▶ **Your objective**:
For each line below that includes the string "JSON", show the whole line.

▶ **Dataset records**:
•••••

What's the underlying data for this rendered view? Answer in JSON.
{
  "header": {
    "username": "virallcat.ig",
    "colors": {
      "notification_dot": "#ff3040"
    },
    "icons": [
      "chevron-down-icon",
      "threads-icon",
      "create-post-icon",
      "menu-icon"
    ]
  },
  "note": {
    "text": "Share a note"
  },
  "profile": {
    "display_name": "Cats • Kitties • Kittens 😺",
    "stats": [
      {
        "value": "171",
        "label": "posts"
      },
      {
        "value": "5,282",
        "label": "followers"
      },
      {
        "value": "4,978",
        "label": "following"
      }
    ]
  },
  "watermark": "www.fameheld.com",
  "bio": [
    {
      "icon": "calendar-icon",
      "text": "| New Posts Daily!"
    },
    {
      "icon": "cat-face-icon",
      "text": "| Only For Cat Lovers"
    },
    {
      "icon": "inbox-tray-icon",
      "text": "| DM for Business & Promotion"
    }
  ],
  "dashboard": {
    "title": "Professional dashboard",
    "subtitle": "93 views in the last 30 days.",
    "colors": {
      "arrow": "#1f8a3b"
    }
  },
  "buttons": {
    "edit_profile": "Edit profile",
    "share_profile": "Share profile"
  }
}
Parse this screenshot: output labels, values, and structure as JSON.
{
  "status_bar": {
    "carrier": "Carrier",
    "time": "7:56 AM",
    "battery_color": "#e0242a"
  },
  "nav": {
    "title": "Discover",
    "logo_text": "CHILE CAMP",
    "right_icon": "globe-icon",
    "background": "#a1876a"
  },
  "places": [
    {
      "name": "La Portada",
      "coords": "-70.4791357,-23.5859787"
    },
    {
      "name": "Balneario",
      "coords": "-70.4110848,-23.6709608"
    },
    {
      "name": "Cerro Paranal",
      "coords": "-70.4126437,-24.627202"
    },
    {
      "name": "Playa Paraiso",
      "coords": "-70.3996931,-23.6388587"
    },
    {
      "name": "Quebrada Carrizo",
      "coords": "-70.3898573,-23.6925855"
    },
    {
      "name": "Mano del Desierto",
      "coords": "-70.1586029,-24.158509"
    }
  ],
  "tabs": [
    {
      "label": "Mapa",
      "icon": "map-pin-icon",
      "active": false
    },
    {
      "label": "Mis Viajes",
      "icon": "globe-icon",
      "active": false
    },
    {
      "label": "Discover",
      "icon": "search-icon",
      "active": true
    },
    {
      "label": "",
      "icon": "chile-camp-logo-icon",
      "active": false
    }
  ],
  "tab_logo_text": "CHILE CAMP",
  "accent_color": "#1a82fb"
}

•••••

▶ **Output of the task**:
What's the underlying data for this rendered view? Answer in JSON.
Parse this screenshot: output labels, values, and structure as JSON.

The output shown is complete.